Our assessment of global risk sentiment remains fairly weak and highly dominated by negative macro events. The simmering US-China trade altercation continues to undermine appetite for risk assets.
- US President Donald Trump’s decision to blacklist Chinese technology company Huawei from US telecom infrastructure has forced Google to suspend some of its business with the telecom giant.
- Geopolitical tensions between the United States and Iran have been escalated to new heights by a recent tweet by Trump which has raised the probability of a military conflict.
The positive rebound momentum from late last week is wearing off and the upside is capped, meaning most metals prices remain prone to selling pressure in the very short term. Three-month base metals prices on the London Metal Exchange were sluggish on Monday, with three-month copper and tin little changed while zinc was down by 0.3%. The rest of the complex managed to eke out small gains, with aluminium up 0.2%, and nickel and lead both up 0.1%.
In China, base metals prices on the Shanghai Futures Exchange were down across the board on Monday, with prices down by an average of 0.6%, led by a strong decline of 1.4% in the July zinc contract. This was followed by a 0.6% decline in the July nickel contract, while the July aluminium was down 0.5% and the July lead and September tin prices were down by 0.4%. July copper saw a milder decline of 0.3% and at the time of writing, it was trading at 47,730 yuan ($6,947) per tonne.
Spot copper prices in Changjiang were down by 0.3% at 47,700-47,860 yuan per tonne and the LME/Shanghai copper arbitrage ratio was last at 7.85.
Renewed selling interest in the precious metals complex has pushed the spot silver price to a new 2019 low of $14.39 per oz while spot gold price remained under selling pressure this morning, down 0.1%. Platinum and palladium prices fared better, with gains of 1% and 0.5% respectively this morning amid dip-buying interest on both metals.
On the SHFE, the June gold contract was down by 0.5% while the December silver contract was off by 0.8%.
In wider markets, geopolitical tensions in the Middle East have pushed the spot Brent crude oil price higher this morning at $73.27 per barrel, compared with last week’s low of $69.70 per barrel.
The yield on benchmark US 10-year treasuries has stabilized at 2.4011% and edged mildly higher from last week’s close of 2.3935%. There was little change on the German 10-year bund yield which remains in negative territory and was recently quoted at -0.1000%.

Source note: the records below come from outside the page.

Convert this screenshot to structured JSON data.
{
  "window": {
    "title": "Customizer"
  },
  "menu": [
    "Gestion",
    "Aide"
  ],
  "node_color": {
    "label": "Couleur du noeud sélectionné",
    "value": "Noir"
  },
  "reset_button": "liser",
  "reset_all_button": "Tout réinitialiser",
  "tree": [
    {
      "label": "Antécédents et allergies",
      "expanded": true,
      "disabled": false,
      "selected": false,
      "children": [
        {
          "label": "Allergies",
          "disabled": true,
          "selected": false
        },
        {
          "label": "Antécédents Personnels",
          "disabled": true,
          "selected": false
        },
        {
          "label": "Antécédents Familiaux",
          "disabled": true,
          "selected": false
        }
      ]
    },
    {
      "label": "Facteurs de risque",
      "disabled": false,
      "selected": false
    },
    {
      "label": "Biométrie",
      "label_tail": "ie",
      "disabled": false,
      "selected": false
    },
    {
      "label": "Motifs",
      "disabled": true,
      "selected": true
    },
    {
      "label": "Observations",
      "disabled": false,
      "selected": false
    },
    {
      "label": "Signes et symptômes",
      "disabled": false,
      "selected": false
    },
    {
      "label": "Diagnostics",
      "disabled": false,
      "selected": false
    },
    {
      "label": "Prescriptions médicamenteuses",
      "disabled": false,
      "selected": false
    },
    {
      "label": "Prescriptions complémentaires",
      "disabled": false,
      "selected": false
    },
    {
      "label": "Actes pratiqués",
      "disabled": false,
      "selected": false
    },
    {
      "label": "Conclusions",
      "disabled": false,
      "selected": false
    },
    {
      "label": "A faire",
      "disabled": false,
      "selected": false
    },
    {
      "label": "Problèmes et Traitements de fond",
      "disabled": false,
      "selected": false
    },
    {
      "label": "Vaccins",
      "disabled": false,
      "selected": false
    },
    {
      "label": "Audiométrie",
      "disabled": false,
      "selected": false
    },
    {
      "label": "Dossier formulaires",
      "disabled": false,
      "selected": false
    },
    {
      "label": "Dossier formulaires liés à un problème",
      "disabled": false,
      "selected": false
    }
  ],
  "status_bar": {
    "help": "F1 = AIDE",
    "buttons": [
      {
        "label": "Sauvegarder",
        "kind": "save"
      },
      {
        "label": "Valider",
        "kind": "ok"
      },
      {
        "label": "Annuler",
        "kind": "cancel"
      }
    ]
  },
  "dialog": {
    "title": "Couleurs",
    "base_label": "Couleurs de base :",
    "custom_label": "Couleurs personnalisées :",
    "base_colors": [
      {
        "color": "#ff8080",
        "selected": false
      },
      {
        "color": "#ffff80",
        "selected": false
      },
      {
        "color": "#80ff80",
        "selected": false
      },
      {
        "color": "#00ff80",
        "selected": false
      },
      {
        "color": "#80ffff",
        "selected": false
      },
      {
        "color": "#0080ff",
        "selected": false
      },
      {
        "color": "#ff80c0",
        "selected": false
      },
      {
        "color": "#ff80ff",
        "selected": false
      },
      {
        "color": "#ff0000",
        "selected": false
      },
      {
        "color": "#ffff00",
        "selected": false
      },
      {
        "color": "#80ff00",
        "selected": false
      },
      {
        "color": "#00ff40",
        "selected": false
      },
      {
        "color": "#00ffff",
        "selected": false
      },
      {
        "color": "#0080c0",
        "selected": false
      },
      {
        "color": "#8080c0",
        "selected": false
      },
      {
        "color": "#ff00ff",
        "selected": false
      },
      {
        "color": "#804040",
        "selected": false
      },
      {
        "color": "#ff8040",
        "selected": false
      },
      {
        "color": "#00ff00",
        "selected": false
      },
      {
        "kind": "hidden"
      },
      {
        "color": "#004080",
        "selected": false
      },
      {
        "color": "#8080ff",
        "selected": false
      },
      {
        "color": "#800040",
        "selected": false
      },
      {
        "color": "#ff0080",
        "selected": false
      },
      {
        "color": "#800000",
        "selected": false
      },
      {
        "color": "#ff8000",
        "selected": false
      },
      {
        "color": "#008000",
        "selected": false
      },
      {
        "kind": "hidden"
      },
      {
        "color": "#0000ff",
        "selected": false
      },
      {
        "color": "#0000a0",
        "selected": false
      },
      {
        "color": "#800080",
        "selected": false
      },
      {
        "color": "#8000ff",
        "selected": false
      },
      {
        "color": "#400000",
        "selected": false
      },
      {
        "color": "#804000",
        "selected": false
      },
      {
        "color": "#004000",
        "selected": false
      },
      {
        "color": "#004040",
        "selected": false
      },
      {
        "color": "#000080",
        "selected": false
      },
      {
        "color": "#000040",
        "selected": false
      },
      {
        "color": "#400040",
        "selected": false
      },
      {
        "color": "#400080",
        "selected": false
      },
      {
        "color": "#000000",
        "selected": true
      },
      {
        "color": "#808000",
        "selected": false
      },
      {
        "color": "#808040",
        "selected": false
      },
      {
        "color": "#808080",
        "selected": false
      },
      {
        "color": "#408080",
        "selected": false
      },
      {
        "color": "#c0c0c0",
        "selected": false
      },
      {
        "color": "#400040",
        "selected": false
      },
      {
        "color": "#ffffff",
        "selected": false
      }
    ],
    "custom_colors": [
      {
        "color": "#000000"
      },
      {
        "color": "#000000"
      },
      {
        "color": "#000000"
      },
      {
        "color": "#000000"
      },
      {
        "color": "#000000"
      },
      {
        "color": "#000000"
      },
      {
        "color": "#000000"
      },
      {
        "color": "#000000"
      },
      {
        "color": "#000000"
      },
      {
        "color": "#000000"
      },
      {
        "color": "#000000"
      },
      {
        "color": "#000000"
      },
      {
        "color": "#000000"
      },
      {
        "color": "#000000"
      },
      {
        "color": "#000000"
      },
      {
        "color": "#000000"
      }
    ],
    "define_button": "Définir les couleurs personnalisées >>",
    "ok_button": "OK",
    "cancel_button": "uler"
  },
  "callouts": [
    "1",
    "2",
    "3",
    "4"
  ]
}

Asian equity markets were mixed this morning: Nikkei (+0.24%), Hang Seng (-0.63%), CSI 300 (-0.85%) and the ASX 200 (+1.74%).
US major indices were negative across the board at the close of trading on Friday May 17, with the Dow down 0.38%. S&P500 down 0.58% and with Nasdaq leading the decline, down 1.04% due to fragile global risk sentiment.
The dollar index maintained its upward trend and was recently quoted at 98.00, a contrast to last Monday’s low of 97.03. Sterling (1.2745) and the Australian dollar (0.6930) both saw some gains this morning, up 0.19% and 0.84% respectively. Meanwhile, the Japanese yen was weaker at (110.08) and the euro at (1.1160) is almost unchanged from Friday’s close of 1.1158.
The yuan continues to weaken at 6.9119, compared with around 6.7100 in mid-April before the escalation in the US-China trade dispute.
Data out already on Monday showed Japan’s preliminary GDP price index come in line at 0.2% while preliminary GDP came in better than expected at 0.5% against the -0.1% expected. The revised industrial production number from Japan also fared better, down 0.6% instead of the expected decline of 0.9%.
Other key data due out on Monday includes the latest producer price index numbers from Germany and the Buba Monthly Report. This is followed by speeches by US Federal Reserve chairman Jerome Powell and the country’s Federal Reserve Governor Richard Clarida today.
Today’s key themes and views
There is very little to be bullish about as selling interest has returned to the base metals complex this morning. There are growing geopolitical tensions between the US and Iran while the North American country’s trade relations with China have deteriorated. Tight backwardations in the nearby spreads for LME zinc, tin and nickel could put off fresh shorts but new materials returning to LME-approved sheds could cap any rebound momentum. Given the highly uncertain macro backdrop, LME copper and lead prices will remain under pressure in the short term while the LME aluminium price is generally in tandem with broader sentiment which remains weak in the short term.
Gold and silver prices are weak but both metals are finding some support near today’s low. A full military confrontation between the US and Iran could spark a major run in haven assets and a further sell-off in global equity indices should fuel a run to safety too.